> **PROBLEM TO WORK ON**:
Among the lines of the records, please find those that contain the word "label" and copy them.
:::::
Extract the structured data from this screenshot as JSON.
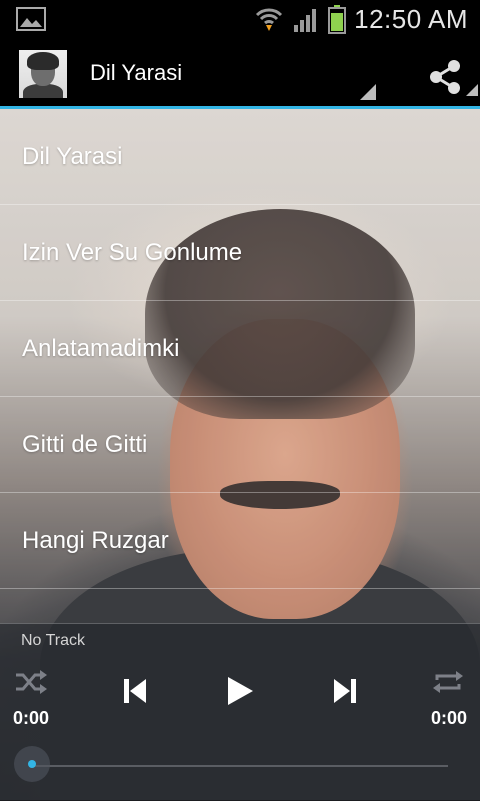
{
  "status_bar": {
    "time": "12:50 AM",
    "icons": [
      "gallery-icon",
      "wifi-icon",
      "signal-icon",
      "battery-icon"
    ]
  },
  "action_bar": {
    "title": "Dil Yarasi",
    "share_icon": "share-icon"
  },
  "tracks": [
    {
      "label": "Dil Yarasi"
    },
    {
      "label": "Izin Ver Su Gonlume"
    },
    {
      "label": "Anlatamadimki"
    },
    {
      "label": "Gitti de Gitti"
    },
    {
      "label": "Hangi Ruzgar"
    }
  ],
  "player": {
    "now_playing": "No Track",
    "elapsed": "0:00",
    "duration": "0:00",
    "progress": 0,
    "controls": [
      "shuffle-icon",
      "previous-icon",
      "play-icon",
      "next-icon",
      "repeat-icon"
    ]
  },
  "colors": {
    "accent": "#33b5e5",
    "bar_background": "#000000"
  }
}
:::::
> **TASK OUTPUT**:
      "label": "Dil Yarasi"
      "label": "Izin Ver Su Gonlume"
      "label": "Anlatamadimki"
      "label": "Gitti de Gitti"
      "label": "Hangi Ruzgar"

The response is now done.